## [Work instructions]
Whenever a picture appears in the data, skip it and write out all other material exactly.

## [Material for this task]
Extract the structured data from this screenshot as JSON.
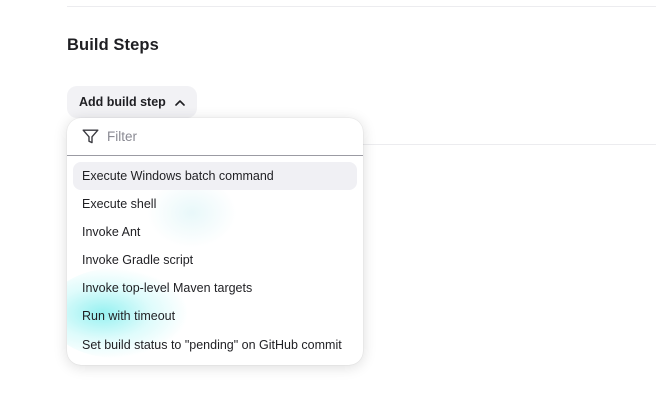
{
  "section": {
    "title": "Build Steps"
  },
  "add_step_button": {
    "label": "Add build step",
    "icon": "chevron-up-icon",
    "expanded": true
  },
  "dropdown": {
    "filter": {
      "icon": "filter-icon",
      "placeholder": "Filter",
      "value": ""
    },
    "items": [
      {
        "label": "Execute Windows batch command",
        "active": true
      },
      {
        "label": "Execute shell",
        "active": false
      },
      {
        "label": "Invoke Ant",
        "active": false
      },
      {
        "label": "Invoke Gradle script",
        "active": false
      },
      {
        "label": "Invoke top-level Maven targets",
        "active": false
      },
      {
        "label": "Run with timeout",
        "active": false
      },
      {
        "label": "Set build status to \"pending\" on GitHub commit",
        "active": false
      }
    ]
  },
  "colors": {
    "highlight_bg": "#f0f0f4",
    "button_bg": "#f2f2f5",
    "text": "#1f1f23",
    "placeholder": "#8a8a93"
  }
}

## [Answer area]
Extract the structured data from this screenshot as JSON.
{
  "section": {
    "title": "Build Steps"
  },
  "add_step_button": {
    "label": "Add build step",
    "icon": "chevron-up-icon",
    "expanded": true
  },
  "dropdown": {
    "filter": {
      "icon": "filter-icon",
      "placeholder": "Filter",
      "value": ""
    },
    "items": [
      {
        "label": "Execute Windows batch command",
        "active": true
      },
      {
        "label": "Execute shell",
        "active": false
      },
      {
        "label": "Invoke Ant",
        "active": false
      },
      {
        "label": "Invoke Gradle script",
        "active": false
      },
      {
        "label": "Invoke top-level Maven targets",
        "active": false
      },
      {
        "label": "Run with timeout",
        "active": false
      },
      {
        "label": "Set build status to \"pending\" on GitHub commit",
        "active": false
      }
    ]
  },
  "colors": {
    "highlight_bg": "#f0f0f4",
    "button_bg": "#f2f2f5",
    "text": "#1f1f23",
    "placeholder": "#8a8a93"
  }
}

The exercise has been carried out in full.